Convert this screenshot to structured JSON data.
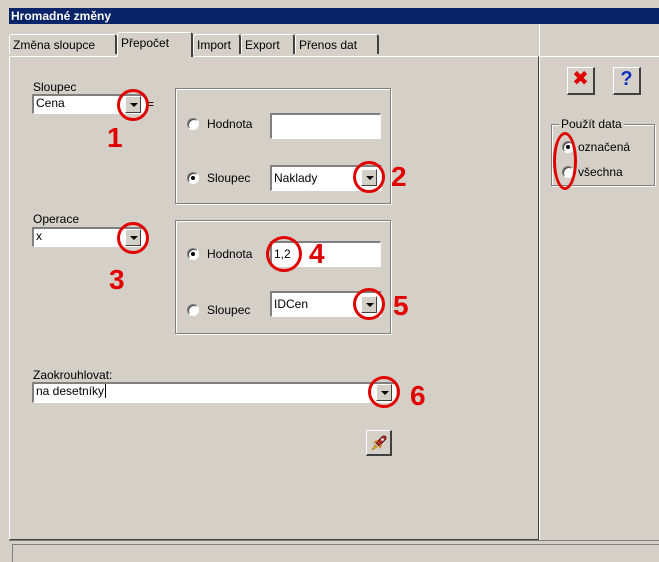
{
  "window": {
    "title": "Hromadné změny"
  },
  "tabs": [
    {
      "label": "Změna sloupce"
    },
    {
      "label": "Přepočet"
    },
    {
      "label": "Import"
    },
    {
      "label": "Export"
    },
    {
      "label": "Přenos dat"
    }
  ],
  "active_tab": "Přepočet",
  "form": {
    "sloupec_label": "Sloupec",
    "sloupec_value": "Cena",
    "equals": "=",
    "group1": {
      "hodnota_label": "Hodnota",
      "hodnota_value": "",
      "sloupec_label": "Sloupec",
      "sloupec_value": "Naklady",
      "selected": "Sloupec"
    },
    "operace_label": "Operace",
    "operace_value": "x",
    "group2": {
      "hodnota_label": "Hodnota",
      "hodnota_value": "1,2",
      "sloupec_label": "Sloupec",
      "sloupec_value": "IDCen",
      "selected": "Hodnota"
    },
    "zaokrouhlovat_label": "Zaokrouhlovat:",
    "zaokrouhlovat_value": "na desetníky"
  },
  "right_pane": {
    "use_data_legend": "Použít data",
    "option_marked": "označená",
    "option_all": "všechna",
    "selected": "označená"
  },
  "annotations": [
    "1",
    "2",
    "3",
    "4",
    "5",
    "6"
  ],
  "colors": {
    "titlebar": "#0a246a",
    "annotation": "#e00000",
    "face": "#d4d0c8"
  },
  "icons": {
    "close": "red-x-icon",
    "help": "question-mark-icon",
    "execute": "rocket-icon"
  }
}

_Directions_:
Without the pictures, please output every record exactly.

_Written response_:
Convert this screenshot to structured JSON data.
{
  "window": {
    "title": "Hromadné změny"
  },
  "tabs": [
    {
      "label": "Změna sloupce"
    },
    {
      "label": "Přepočet"
    },
    {
      "label": "Import"
    },
    {
      "label": "Export"
    },
    {
      "label": "Přenos dat"
    }
  ],
  "active_tab": "Přepočet",
  "form": {
    "sloupec_label": "Sloupec",
    "sloupec_value": "Cena",
    "equals": "=",
    "group1": {
      "hodnota_label": "Hodnota",
      "hodnota_value": "",
      "sloupec_label": "Sloupec",
      "sloupec_value": "Naklady",
      "selected": "Sloupec"
    },
    "operace_label": "Operace",
    "operace_value": "x",
    "group2": {
      "hodnota_label": "Hodnota",
      "hodnota_value": "1,2",
      "sloupec_label": "Sloupec",
      "sloupec_value": "IDCen",
      "selected": "Hodnota"
    },
    "zaokrouhlovat_label": "Zaokrouhlovat:",
    "zaokrouhlovat_value": "na desetníky"
  },
  "right_pane": {
    "use_data_legend": "Použít data",
    "option_marked": "označená",
    "option_all": "všechna",
    "selected": "označená"
  },
  "annotations": [
    "1",
    "2",
    "3",
    "4",
    "5",
    "6"
  ],
  "colors": {
    "titlebar": "#0a246a",
    "annotation": "#e00000",
    "face": "#d4d0c8"
  },
  "icons": {
    "close": "red-x-icon",
    "help": "question-mark-icon",
    "execute": "rocket-icon"
  }
}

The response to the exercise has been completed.